Story and Picture By: Naomi King Englar, Communications and Dissemination Coordinator, at the Tulane Prevention Research Center.

Under a shared goal to see safer streets for all types of transportation in Louisiana – not just cars and trucks – a new coalition of partners from across the state is forming this year.

“The dedication of this collaboration of people from diverse communities and backgrounds across the state guarantees a positive impact on the culture of Louisiana. We agree that being physically active is beneficial to all people,” said Monique Koll, a veterinarian who is leading the statewide group’s formation and is also executive director of BikeLafayette, Acadiana’s bicycle advocacy organization. “We want to ensure that Louisiana continues to grow in such a way that all forms of transportation are safe and enjoyable. This organization gives us a unified voice in statewide policy making, as well as a way to support our individual communities in safety, education, and awareness.”

Members of the newly formed statewide group represent diverse geographic backgrounds from New Orleans, Baton Rouge, Lafayette, Alexandria, Lake Charles, Monroe and Shreveport.

The group came together following the first Louisiana Walk and Bike Summit this past fall.

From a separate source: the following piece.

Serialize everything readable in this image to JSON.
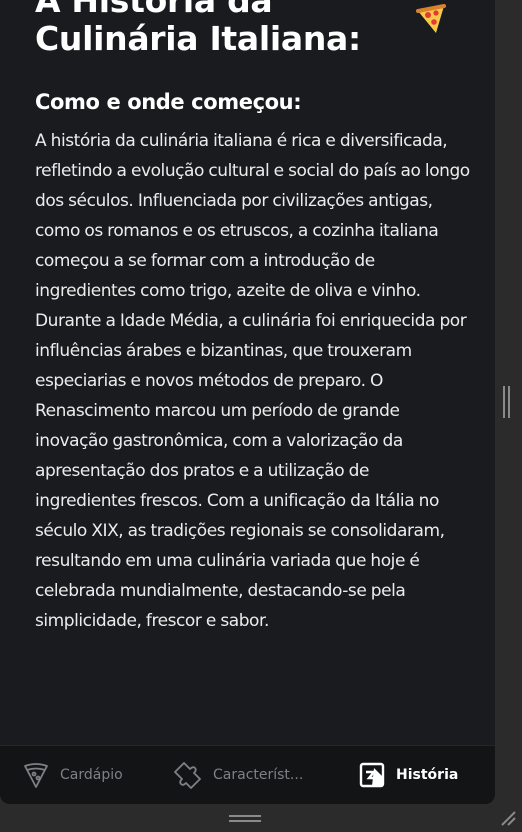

Individuals and organizations in public health (including the Tulane Prevention Research Center), transportation planning, biking and walking advocacy, including people with disabilities, attended the one-day summit in November in Baton Rouge. As more local groups and governments have begun work to create communities that accommodate safe, healthy transportation for all people, individuals in Louisiana recognized the need to come together to share their experiences, resources, challenges and successes.

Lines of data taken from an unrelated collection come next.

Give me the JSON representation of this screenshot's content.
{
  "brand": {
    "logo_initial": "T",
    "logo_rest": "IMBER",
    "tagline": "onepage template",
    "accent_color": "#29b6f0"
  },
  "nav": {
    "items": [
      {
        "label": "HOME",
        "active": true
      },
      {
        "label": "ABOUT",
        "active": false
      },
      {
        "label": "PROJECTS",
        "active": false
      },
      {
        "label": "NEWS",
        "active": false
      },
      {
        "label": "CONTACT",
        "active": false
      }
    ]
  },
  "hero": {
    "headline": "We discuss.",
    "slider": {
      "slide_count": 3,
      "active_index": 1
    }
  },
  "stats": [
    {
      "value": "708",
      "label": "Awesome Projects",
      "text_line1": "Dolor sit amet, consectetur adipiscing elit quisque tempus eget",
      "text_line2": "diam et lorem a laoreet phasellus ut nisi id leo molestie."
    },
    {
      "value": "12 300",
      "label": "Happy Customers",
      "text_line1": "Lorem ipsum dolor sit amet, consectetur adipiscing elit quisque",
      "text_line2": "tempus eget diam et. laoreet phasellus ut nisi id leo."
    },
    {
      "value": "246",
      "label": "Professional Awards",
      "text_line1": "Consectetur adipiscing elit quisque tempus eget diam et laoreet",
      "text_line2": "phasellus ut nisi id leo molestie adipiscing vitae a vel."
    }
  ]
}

“It was a chance to get everyone who is involved in biking and walking in Louisiana in a room together,” said Peter Bennett, board member of Bike Easy, the New Orleans-based advocacy organization that helped host the Walk and Bike Summit. “We discovered that we’ve all had similar experiences, or maybe are at different stages of development, but could be very helpful to each other. In the end, we left with a shared vision for how we can coordinate our voices statewide, working together to achieve some big policy goals.”

The summit also delved into topics such as how to use data or get better data on walking, biking and transportation trends in Louisiana. Attendees also discussed the desire to incorporate biking, walking and safe streets into Louisiana’s cultural identity.

Additionally, the summit covered the growing trend of complete streets policies across the U.S. and how local and state governments can work together to implement these transportation planning and construction policies. Louisiana’s Department of Transportation and Development has an internal complete streets policy, which aids in the department’s efforts to build roads that accommodate all modes of transportation. New Orleans and Baton Rouge have also adopted complete streets policies.

“This statewide entity is about making choice a reality for all of us. Choosing to drive or not to drive, to ride a bike, push a stroller, catch a bus or streetcar, roll in a wheelchair or just stroll are not safe or fun choices in much of Louisiana yet,” said Juan Cruz, a public health professional and transportation advocate in Baton Rouge. “Let’s get on our own two feet – or wheels. It will save us from traffic jams and help save our health, time and money.”